SUPPLIED MATERIAL

-- -- --

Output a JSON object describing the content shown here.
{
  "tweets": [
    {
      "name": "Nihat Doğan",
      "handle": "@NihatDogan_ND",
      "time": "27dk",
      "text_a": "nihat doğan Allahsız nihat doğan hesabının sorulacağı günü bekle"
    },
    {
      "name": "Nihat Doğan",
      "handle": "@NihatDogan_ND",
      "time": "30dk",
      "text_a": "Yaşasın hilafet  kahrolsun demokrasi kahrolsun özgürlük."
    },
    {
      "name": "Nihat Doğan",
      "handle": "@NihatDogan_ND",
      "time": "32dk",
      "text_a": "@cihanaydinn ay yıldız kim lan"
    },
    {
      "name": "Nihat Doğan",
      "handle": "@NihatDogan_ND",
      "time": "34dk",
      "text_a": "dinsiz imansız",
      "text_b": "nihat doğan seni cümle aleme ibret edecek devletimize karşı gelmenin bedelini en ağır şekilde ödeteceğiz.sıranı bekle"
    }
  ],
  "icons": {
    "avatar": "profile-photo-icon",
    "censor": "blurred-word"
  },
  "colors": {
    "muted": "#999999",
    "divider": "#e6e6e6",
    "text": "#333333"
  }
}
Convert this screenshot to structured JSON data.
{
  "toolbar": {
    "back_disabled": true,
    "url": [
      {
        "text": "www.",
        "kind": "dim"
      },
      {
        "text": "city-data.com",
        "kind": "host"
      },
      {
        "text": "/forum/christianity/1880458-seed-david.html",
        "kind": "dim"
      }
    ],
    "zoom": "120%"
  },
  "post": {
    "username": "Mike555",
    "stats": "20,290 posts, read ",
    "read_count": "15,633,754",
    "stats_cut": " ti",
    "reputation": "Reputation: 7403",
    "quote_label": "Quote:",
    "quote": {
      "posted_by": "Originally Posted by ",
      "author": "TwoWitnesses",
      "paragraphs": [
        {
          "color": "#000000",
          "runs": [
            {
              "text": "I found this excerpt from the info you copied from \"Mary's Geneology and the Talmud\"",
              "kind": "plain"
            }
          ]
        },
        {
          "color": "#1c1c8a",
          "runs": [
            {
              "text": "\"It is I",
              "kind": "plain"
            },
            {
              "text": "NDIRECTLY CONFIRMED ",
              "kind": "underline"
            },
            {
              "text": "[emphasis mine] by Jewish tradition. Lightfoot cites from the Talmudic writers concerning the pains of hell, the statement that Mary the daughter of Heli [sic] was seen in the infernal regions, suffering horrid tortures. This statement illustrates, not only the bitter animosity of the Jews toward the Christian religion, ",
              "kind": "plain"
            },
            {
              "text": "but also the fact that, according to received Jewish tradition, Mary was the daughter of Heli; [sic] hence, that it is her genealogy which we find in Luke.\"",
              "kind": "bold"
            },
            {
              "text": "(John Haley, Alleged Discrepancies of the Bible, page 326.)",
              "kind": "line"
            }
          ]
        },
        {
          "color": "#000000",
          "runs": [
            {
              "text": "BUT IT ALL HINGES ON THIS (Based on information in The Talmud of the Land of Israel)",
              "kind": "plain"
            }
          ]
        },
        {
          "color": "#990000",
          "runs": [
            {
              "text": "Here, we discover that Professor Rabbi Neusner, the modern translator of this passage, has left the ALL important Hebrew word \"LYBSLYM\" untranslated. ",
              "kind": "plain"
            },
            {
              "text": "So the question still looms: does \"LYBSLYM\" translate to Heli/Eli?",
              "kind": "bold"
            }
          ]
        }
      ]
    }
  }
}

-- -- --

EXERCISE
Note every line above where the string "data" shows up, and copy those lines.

THE COMPLETED TASK
Convert this screenshot to structured JSON data.
        "text": "city-data.com",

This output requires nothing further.